The small, green eyes, lightly tinted by the ever fading bruises, seemed fake to me then as you shot knives at him from across the courtroom. I wanted you to meet my gaze, have as much gall to look at me as you possess to weave such a story. I didn't realize then how strong you really were, your weak demeanor defying gravity. I will admit that I hated you. I hated you for being the victim, for even existing at all. Because you being the victim meant that he was the attacker, the criminal, the rapist.
When I married him, he was a soft-eyed, strong man who wore a crown of brown curls. The kiwi-green of his iris enthralled me and expertly hid the rage underneath. He was handsome, but never affectionate enough for me. I never understood why he wouldn't kiss me on the back of my neck while I made dinner or why he wouldn't answer me when I asked what he was thinking. So when I found out why he was arrested, I wondered why he never craved to pull me close and undress me - even without the ferocity and force with which he used on you. I saw you merely as a trickster, the seductress. The one responsible for orchestrating an event you never wanted...or that you deserved. I wanted so badly for him to be your victim - even up until the moment when the gavel slammed down and declared five years with no parole. I cried and you cried. We were two women tied together by the same person, but two slightly different men.
I wondered if you ever saw the man that I knew. He went to the gas station where you worked at least twice a week; there were so many times you handed him his smokes and change, and he thanked you and smiled. I wondered if he knew then what he wanted. I wondered if you ever really paid attention to him before that night, when he locked the front door of the gas station, produced a gun, and forced you into the back room. Certainly after that I know that you knew about the star shaped birthmark on his neck, the tuft of hair missing from his right eyebrow due to a childhood accident, and the way his breath smelled of menthols and whiskey. I never thought that the things I once loved and craved about my husband would one day become evidence against him. And I never thought that one day I'd hear him described by a trembling, but stern blue eyed girl. With your words, he was transformed into a monster who pinned you down, ripped past barriers he never asked to, and then left you for dead. And all I ever wanted was for him to grab me and possess me with such “passion”.
Only a year later, when another young woman came forward telling the same story from years back and was followed by another, then another, and then another that the reality hit me. Hit me so hard that it was like a bat to the knees, my stomach heaved under the pressure. I saw that he never possessed passion for me, you, or any of those young women. They were victims and I was used. I was married to him, but never his wife. I was the bookkeeper, the alibi; the one who folds the shorts and cleans the floor, but never the one who was worshipped or even loved. And now I was the one who shared the burden of his crimes. The floor that these women walked on was held up on my back. And I deserved it. No matter who told me different, I deserved it. It didn't matter if you ever forgave me for all of the time I spent blaming and hating. I let jealousy and heartbreak blind me from seeing the truth that desperately tried to make itself known. I wrote you letters of apology that I never expected you to answer. I wrote them all letters. I knew you had every right to hate me, hell, even fear me. I couldn't imagine what it must have felt like to feel my hatred swell inside that small courtroom. I only wished that I could go back and hold you, apologize, and protect you from his looming gaze.
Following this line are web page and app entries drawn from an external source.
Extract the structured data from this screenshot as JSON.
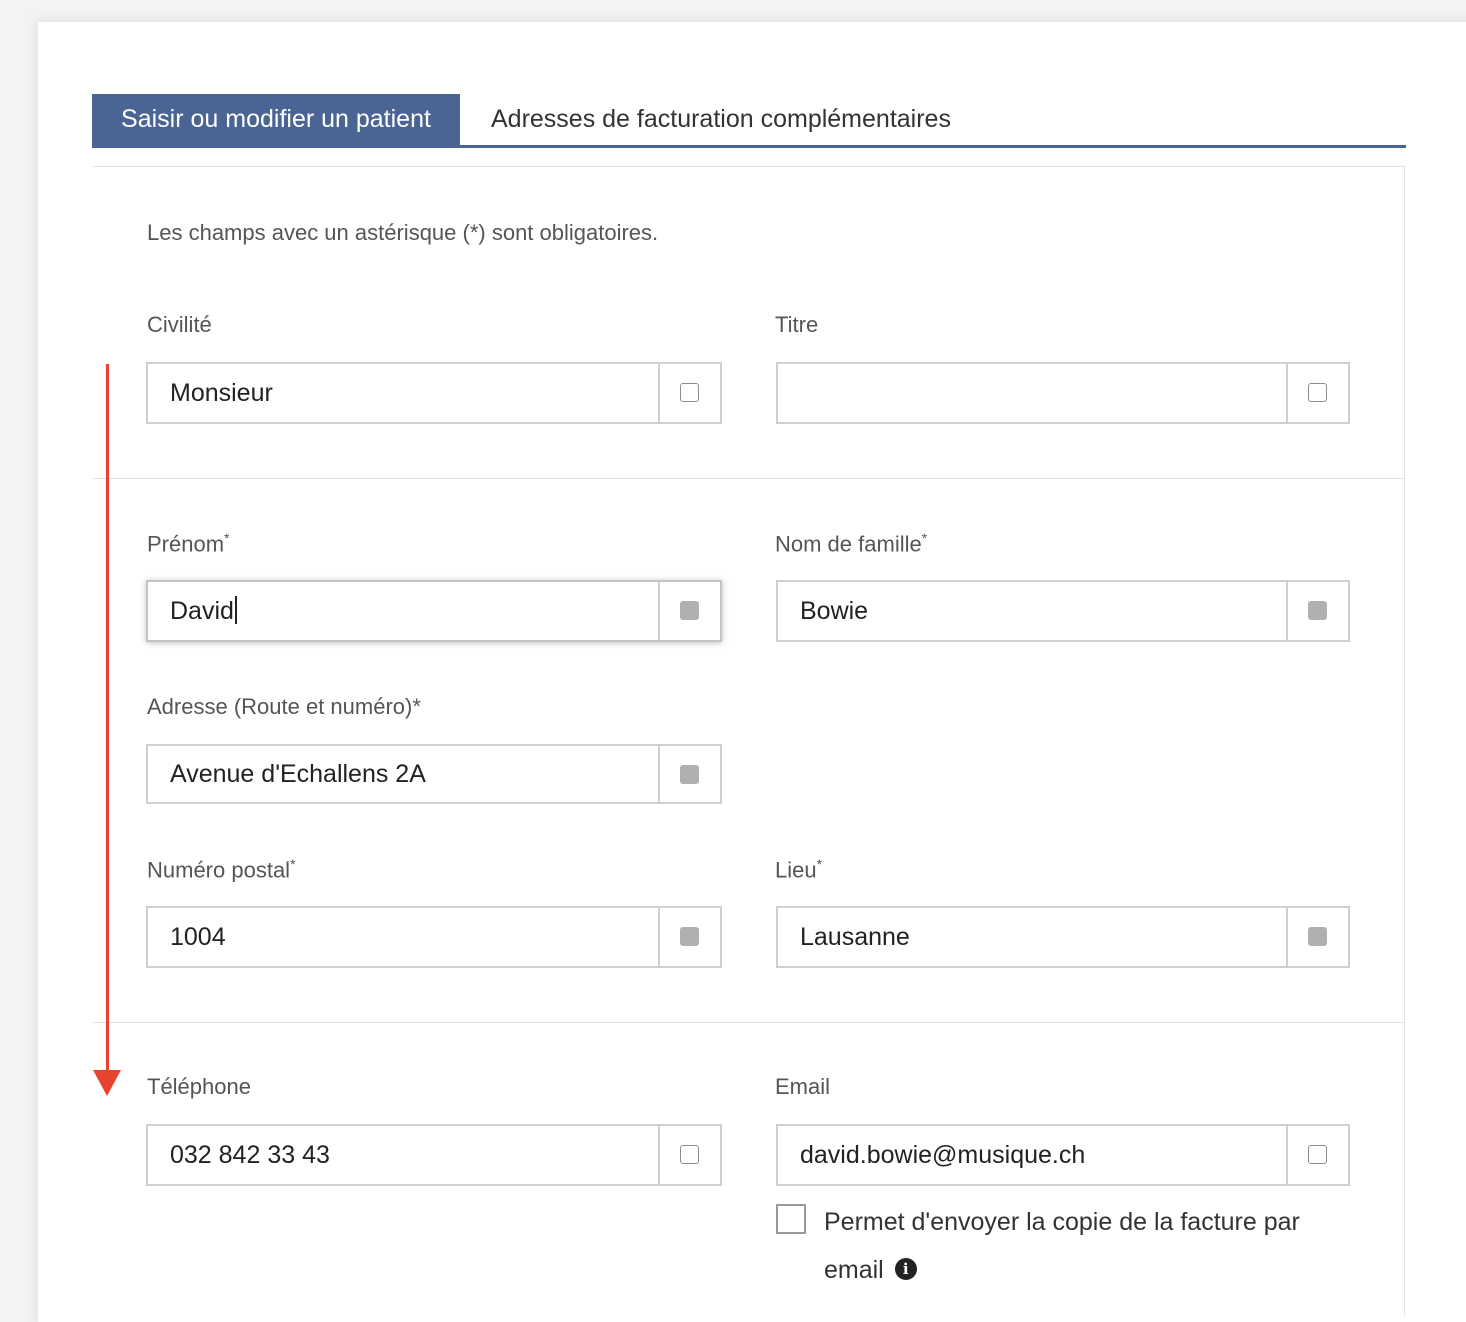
{
  "tabs": [
    {
      "label": "Saisir ou modifier un patient",
      "active": true
    },
    {
      "label": "Adresses de facturation complémentaires",
      "active": false
    }
  ],
  "form": {
    "required_note": "Les champs avec un astérisque (*) sont obligatoires.",
    "civilite": {
      "label": "Civilité",
      "value": "Monsieur"
    },
    "titre": {
      "label": "Titre",
      "value": ""
    },
    "prenom": {
      "label": "Prénom",
      "value": "David"
    },
    "nom": {
      "label": "Nom de famille",
      "value": "Bowie"
    },
    "adresse": {
      "label": "Adresse (Route et numéro)*",
      "value": "Avenue d'Echallens 2A"
    },
    "npa": {
      "label": "Numéro postal",
      "value": "1004"
    },
    "lieu": {
      "label": "Lieu",
      "value": "Lausanne"
    },
    "telephone": {
      "label": "Téléphone",
      "value": "032 842 33 43"
    },
    "email": {
      "label": "Email",
      "value": "david.bowie@musique.ch"
    },
    "email_copy": {
      "label_line1": "Permet d'envoyer la copie de la facture par",
      "label_line2": "email",
      "checked": false
    },
    "required_marker": "*"
  },
  "icons": {
    "info": "info-circle-icon",
    "info_glyph": "i"
  },
  "colors": {
    "accent": "#4a6494",
    "annotation_arrow": "#e8432e"
  }
}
I never thought I'd actually have the courage to approach you until I saw you walking down the street. The same gravity that held you upright while you testified propelled me towards you on that rainy afternoon. I almost hit my head on your umbrella when you stopped, frozen solid in your place. My brain was firing off fevered essays, but my tongue was cemented in my mouth. You stared at me with those blue eyes, now aged by post-traumatic stress. I realized my hearing was muffled by fear when you finally spoke.
"I received your letters."
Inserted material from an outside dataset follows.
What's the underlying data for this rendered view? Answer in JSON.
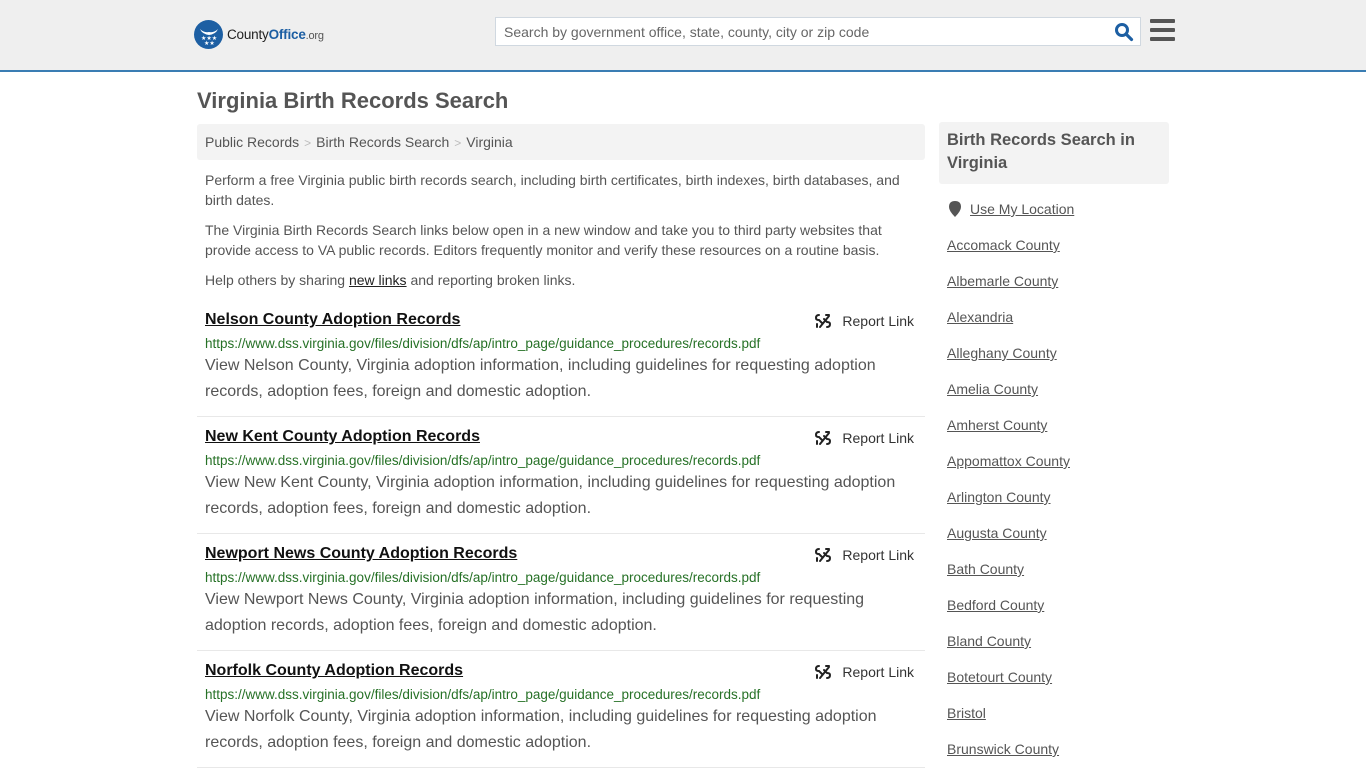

I nodded, "I'd hoped you would." I finally choked out.
"I didn't know what to say back."
I smiled warmly, "I understand."
You looked at the ground, then back at me, biting at the corner of your lip.
"But, I want you to know that I forgive you. I never even blamed you. I blame him. And I understand that you loved him. I even blamed myself for not fighting back, until I realized that even that wasn't right. It was just easy."
I could feel the tears on the edge of my eyelids, clouding your face slightly.
"But…I forgive you, and I forgive myself. So we can move on with our lives. You don't have anything to repay."
And I before I could speak, you walked away, huddled under your umbrella. I watched as you got smaller and smaller. My heart still felt heavy, but my body felt lighter. The floor that they all stood on seemed to fade away, or maybe it was that I climbed up to stand on it to. We all stood atop the man who hurt us and connected us. I was absolved from blame that I was never assigned. And it meant more to me than anything.